‘July Moon’ rated amongst the ‘Top 50 albums of 2015’ in The Herald.
Alistair’s singing has lead him to be invited to collaborate on stage with established musicians such as Karen Matheson, Craig Armstrong, Siobhan Wilson and Jerry Burns. Over the years he has supported Tiny Ruins, Alice Boman, Weyes Blood, The Trembling Bells and Jo Mango amongst others. He has just completed his Masters of Design at the Glasgow School of Art in ‘Sound for the Moving Image’ adding another element to his creative side.
Alistair’s second album was released in 2015, under the record label ‘JULY MOON RECORDS’. Alistair collaborated with talented friends to be involved in his creative process. The cast is a stellar one which hopefully proves the worth of this new recording.
Louis Abbott lead singer from Admiral Fallow produced the album and layed percussion, Jamie Savage, part of the Chem 19 empire was the engineer and Kenny Macleod mastered the final product. Craig Armstrong, world renowned film composer arranged the strings on the opening track ‘Deep Blue Sea’. Following this collaboration, Alistair was invited to perform at Craig’s concert during Celtic Connections 2015 at the Royal Concert Hall featuring the Orchestra for Scottish Opera and other amazing guests.
Alistair’s staple guitarists on the recording and on stage is Kieran Heather, also on the recording and sometimes plays live with us is the fiddler Kristan Harvey, full time member of the group ‘Blazin Fiddles’
Alistair has been booked for numerous festivals and concerts including various venues at Celtic Connections, Moniaive Folk Festival, The Insider, The Pleasance Sessions, and many others.
Alistair has been featured on many radio programmes including The Iain Anderson Shw, The Roddy Hart Show, Take the Floor, Travelling Folk and Global Gathering. BBC World on 3 and several other world wide radio stations. Alistair has also been featured on National BBC TV.
Finalist in the BBC Scotland Young Traditional Musician of the Year 2011 and 2012 which led to performing in the magnificent City Halls, being featured on TV, and taking part in The Young Trad Tour around Scotland.
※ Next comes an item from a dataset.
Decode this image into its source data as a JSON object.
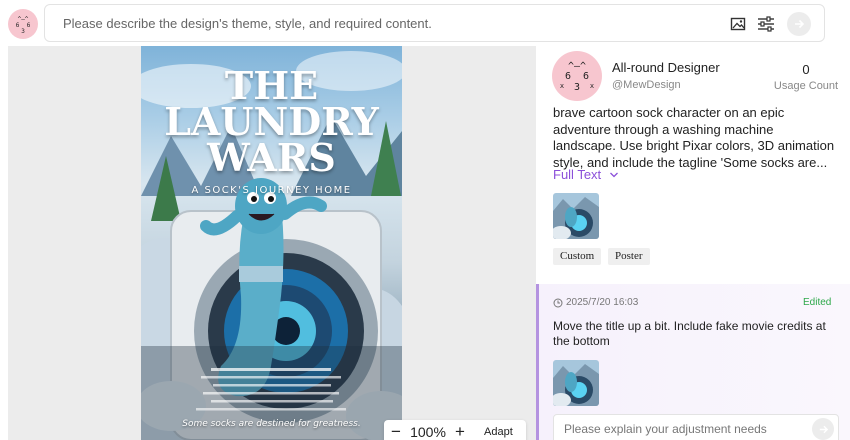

He was nominated in the Up and Coming Artist category at the BBC ALBA MG Trad Awards 2012. Male Vocalist of the year 2012 at the FATEA awards.
His debut album was recorded in winter of 2011 and released on the record label Greentrax in early 2012. The album was recorded and produced by ‘Burns Unit’ fame Mattie Foulds and features Aly Macrae, Steven Polwart and Inge Thomson. These talented people helped create an album of refreshing, traditional and original songs intertwining dark ancient ballads alongside folk classics and self penned material. The album had widespread coverage, reviews, and a 4 star review in the ‘Scotsman on Sunday’
“Plenty of promise in the strong tunes and atmospheric lyrics, full of references to the sun, moon, sea and other big stuff often referenced by Scottish writers”
Ian Croft ‘R2 Magazine’ ****
If you are given JULY MOON by Alistair Ogilvy then you certainly should give it a whirl.
Ian Ambrose ‘Maverick Magazine’ ****
“Singer Alistair Ogilvy certainly has the knack of gathering good folk around him. Following his Mattie Foulds-produced trad-repertoire Greentrax debut, Leaves Sae Green, this very different follow-up has Louis Abbott of Admiral Fallow in the producer’s chair, Hollywood score-writer Craig Armstrong providing the string arrangement for opening track Deep Blue Sea, and Gillian de Groote and Fiona Robertson of the BBC SSO joining Orcadian fiddler Kristan Harvey to play it. It is to Abbot’s credit that the many disparate elements of the sound-world of July Moon gel as an album. The Armstrong strings are as distinctively him as the accompanying vocals on that song are obviously those of his associate Jerry Burns. She teams up with Karen Matheson and Roslyn Potter to provide the big chorus on the title track, and Siobhan Wilson supplies writing and performing input to two tracks, with Mathieson returning to duet on Clasping Sea, which is almost a 1950s ballad. The rock muscle exercised on that, Left Over Shells and My Heart Aches begin to suggest some Mike Scott development in Ogilvy’s own writing, but it is yet at a formative stage. With such good company to surround his fine, if sometimes a little mannered, voice, he is surely on the right lines.” Keith Bruce ‘ The Herald’
“Alistair Ogilvy is in the upper echelon of Scottish singers. His mellifluous tone wows all audiences before him and his love of singing makes everyone smile”
“Wonderfully characterful, minutely-nuanced Scots singing…”
“Alistair Ogilvy offers an album rich in flavors and moods, taking you on a journey, where the destination isn’t important”